In early October 1954, a tropical wave moved off the coast of Africa and was spotted on October 5, roughly 80 km (50 mi) east of the island of Grenada. Sufficiently organized to be deemed a hurricane, the original hurricane hunter wind measurement of 110 km/h (70 mph) soon increased to 160 km/h (100 mph) at the centre, with a forward speed of 16 km/h (10 mph). Hazel moved westward and intensified from October 6 to October 9 in the Caribbean Sea without directly striking any land; at one point, it was moving “practically parallel” to the Venezuelan coast. After continuing on a westward track, it turned sharply to the north-northeast, heading for Haiti instead of Jamaica, contrary to meteorologists’ predictions. On the whole, the storm proved to be very unpredictable, defying forecasts on multiple occasions.
On October 11, Hazel crossed Haiti as a Category 2 hurricane. It had lost some strength because of its passing over peaks as high as 2,400 m (8,000 ft). After passing through the Windward Passage between the islands of Cuba and Hispaniola, Hazel turned northwest toward the southeastern part of the Bahamas and East Coast of the United States, at a forward speed of about 27 km/h (17 mph). Hurricanes are generally expected to lose power after going north of Florida, since the temperature of the water is lower; however, by late October 14, just before it reached the Carolinas, hurricane hunter planes found the hurricane’s winds to have accelerated to 220 km/h (140 mph), making it a Category 4 storm, and its forward speed had increased to 48 km/h (30 mph).
Then there’s this one, the Ash Wednesday Storm:
“In New Jersey alone, an estimated 45,000 homes were destroyed or greatly damaged. In New York, on Long Island, communities such as Fire Island were decimated; 100 homes there were destroyed. Wave heights reached 12 m (40 ft) by the shore of New York City.”
Could Hazel happen again? Sure. Could the Ash Wednesday Storm happen again? No doubt. Could Sandy happen again? You betcha. Does climate change have anything to do with the odds of any of these recurring? Nope.

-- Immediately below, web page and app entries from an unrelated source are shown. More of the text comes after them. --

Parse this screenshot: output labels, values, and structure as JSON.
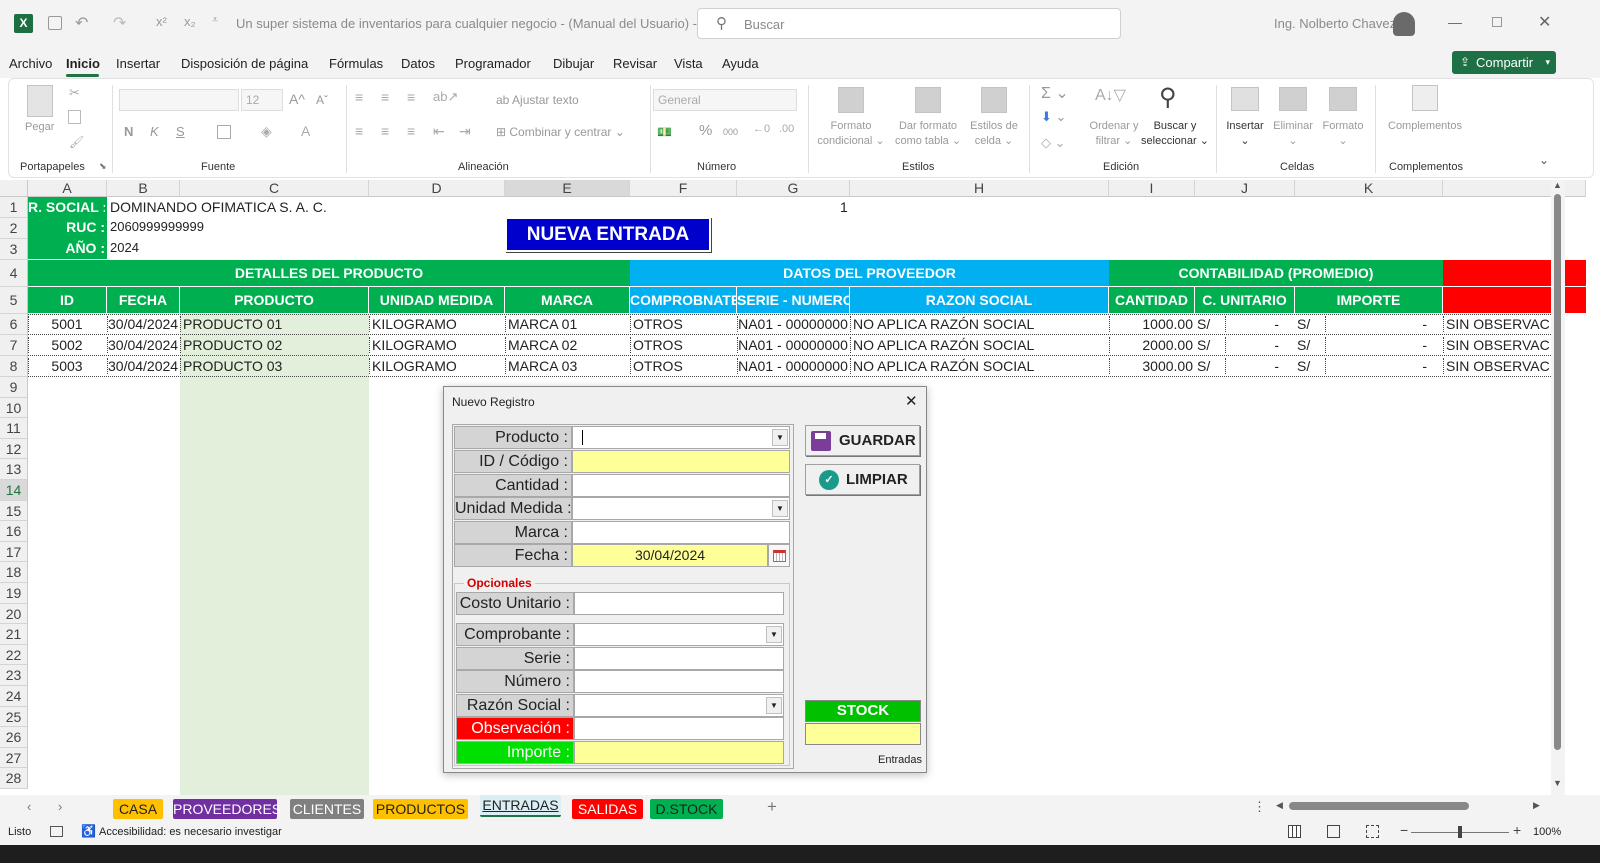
{
  "titlebar": {
    "doc_title": "Un super sistema de inventarios para cualquier negocio - (Manual del Usuario)  -  E...",
    "search_placeholder": "Buscar",
    "user": "Ing. Nolberto Chavez"
  },
  "menu": [
    "Archivo",
    "Inicio",
    "Insertar",
    "Disposición de página",
    "Fórmulas",
    "Datos",
    "Programador",
    "Dibujar",
    "Revisar",
    "Vista",
    "Ayuda"
  ],
  "share_label": "Compartir",
  "ribbon": {
    "paste": "Pegar",
    "font_size": "12",
    "bold": "N",
    "italic": "K",
    "underline": "S",
    "wrap_text": "Ajustar texto",
    "merge_center": "Combinar y centrar",
    "number_format": "General",
    "percent": "%",
    "thousands": "000",
    "cond_format_1": "Formato",
    "cond_format_2": "condicional",
    "table_format_1": "Dar formato",
    "table_format_2": "como tabla",
    "cell_styles_1": "Estilos de",
    "cell_styles_2": "celda",
    "sort_filter_1": "Ordenar y",
    "sort_filter_2": "filtrar",
    "find_select_1": "Buscar y",
    "find_select_2": "seleccionar",
    "insert": "Insertar",
    "delete": "Eliminar",
    "format": "Formato",
    "addins": "Complementos",
    "groups": {
      "portapapeles": "Portapapeles",
      "fuente": "Fuente",
      "alineacion": "Alineación",
      "numero": "Número",
      "estilos": "Estilos",
      "edicion": "Edición",
      "celdas": "Celdas",
      "complementos": "Complementos"
    }
  },
  "columns": [
    "A",
    "B",
    "C",
    "D",
    "E",
    "F",
    "G",
    "H",
    "I",
    "J",
    "K"
  ],
  "rows": [
    "1",
    "2",
    "3",
    "4",
    "5",
    "6",
    "7",
    "8",
    "9",
    "10",
    "11",
    "12",
    "13",
    "14",
    "15",
    "16",
    "17",
    "18",
    "19",
    "20",
    "21",
    "22",
    "23",
    "24",
    "25",
    "26",
    "27",
    "28"
  ],
  "info": {
    "rsocial_label": "R. SOCIAL :",
    "rsocial_value": "DOMINANDO OFIMATICA S. A. C.",
    "ruc_label": "RUC :",
    "ruc_value": "2060999999999",
    "anio_label": "AÑO :",
    "anio_value": "2024",
    "g1_value": "1"
  },
  "nueva_entrada": "NUEVA ENTRADA",
  "group_headers": {
    "producto": "DETALLES DEL PRODUCTO",
    "proveedor": "DATOS DEL PROVEEDOR",
    "contabilidad": "CONTABILIDAD (PROMEDIO)"
  },
  "col_headers": [
    "ID",
    "FECHA",
    "PRODUCTO",
    "UNIDAD MEDIDA",
    "MARCA",
    "COMPROBNATE",
    "SERIE - NUMERO",
    "RAZON SOCIAL",
    "CANTIDAD",
    "C. UNITARIO",
    "IMPORTE"
  ],
  "table_rows": [
    {
      "id": "5001",
      "fecha": "30/04/2024",
      "producto": "PRODUCTO 01",
      "unidad": "KILOGRAMO",
      "marca": "MARCA 01",
      "comprobante": "OTROS",
      "serie": "NA01 - 00000000",
      "razon": "NO APLICA RAZÓN SOCIAL",
      "cantidad": "1000.00",
      "cu_cur": "S/",
      "cu_val": "-",
      "imp_cur": "S/",
      "imp_val": "-",
      "obs": "SIN OBSERVACIO"
    },
    {
      "id": "5002",
      "fecha": "30/04/2024",
      "producto": "PRODUCTO 02",
      "unidad": "KILOGRAMO",
      "marca": "MARCA 02",
      "comprobante": "OTROS",
      "serie": "NA01 - 00000000",
      "razon": "NO APLICA RAZÓN SOCIAL",
      "cantidad": "2000.00",
      "cu_cur": "S/",
      "cu_val": "-",
      "imp_cur": "S/",
      "imp_val": "-",
      "obs": "SIN OBSERVACIO"
    },
    {
      "id": "5003",
      "fecha": "30/04/2024",
      "producto": "PRODUCTO 03",
      "unidad": "KILOGRAMO",
      "marca": "MARCA 03",
      "comprobante": "OTROS",
      "serie": "NA01 - 00000000",
      "razon": "NO APLICA RAZÓN SOCIAL",
      "cantidad": "3000.00",
      "cu_cur": "S/",
      "cu_val": "-",
      "imp_cur": "S/",
      "imp_val": "-",
      "obs": "SIN OBSERVACIO"
    }
  ],
  "dialog": {
    "title": "Nuevo Registro",
    "close": "✕",
    "labels": {
      "producto": "Producto :",
      "id": "ID / Código :",
      "cantidad": "Cantidad :",
      "unidad": "Unidad Medida :",
      "marca": "Marca :",
      "fecha": "Fecha :",
      "opcionales": "Opcionales",
      "costo": "Costo Unitario :",
      "comprobante": "Comprobante :",
      "serie": "Serie :",
      "numero": "Número :",
      "razon": "Razón Social :",
      "observacion": "Observación :",
      "importe": "Importe :"
    },
    "fecha_value": "30/04/2024",
    "guardar": "GUARDAR",
    "limpiar": "LIMPIAR",
    "stock": "STOCK",
    "footer": "Entradas"
  },
  "sheet_tabs": [
    {
      "label": "CASA",
      "bg": "#ffc000",
      "fg": "#222"
    },
    {
      "label": "PROVEEDORES",
      "bg": "#7030a0",
      "fg": "#fff"
    },
    {
      "label": "CLIENTES",
      "bg": "#808080",
      "fg": "#fff"
    },
    {
      "label": "PRODUCTOS",
      "bg": "#ffc000",
      "fg": "#222"
    },
    {
      "label": "ENTRADAS",
      "bg": "#daeef3",
      "fg": "#222"
    },
    {
      "label": "SALIDAS",
      "bg": "#ff0000",
      "fg": "#fff"
    },
    {
      "label": "D.STOCK",
      "bg": "#00b050",
      "fg": "#222"
    }
  ],
  "status": {
    "ready": "Listo",
    "accessibility": "Accesibilidad: es necesario investigar",
    "zoom": "100%"
  },
  "colors": {
    "green": "#00b050",
    "blue": "#00b0f0",
    "red": "#ff0000",
    "navy": "#0000cc",
    "yellow": "#ffff99",
    "light_green_col": "#e2efda",
    "excel_green": "#217346"
  }
}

In fact the odds are better for a Sandy or Hazel like storm to strike when the tide is not at a peak. Had Sandy struck when the tide was low or even somewhere in the middle of the tide cycle, the caterwauling about sea level rise wouldn’t be nearly as loud. While I don’t disagree with Kemp’s statement of “Rising sea levels exacerbate flooding,”, we can also say “hurricanes at high tide exacerbate flooding”. The question comes down to which one had more effect, in the case of Sandy, it was the timing of landfall, high tide, and years of neglecting sea defenses; sea level rise was a minor player.
At 8.99 feet on top of the high tide, Sandy’s surge was almost twice that of its nearest rivals, which all fell between 4 and 5 feet.
It was Sandy’s unusual westward track bringing it into Long Island, coupled with the storm’s vast size, that focused and pushed such a large surge into the New York area and much of the New Jersey coast, where similar records were set in many places. But, also note that the portion of SLR compared to Sandy’s storm surge isn’t all that much. The subway system would still have flooded if there were no sea level rise.
Should we freak out about sea level in New York City? You be the judge: Freaking out about NYC sea level rise is easy to do when you don’t pay attention to history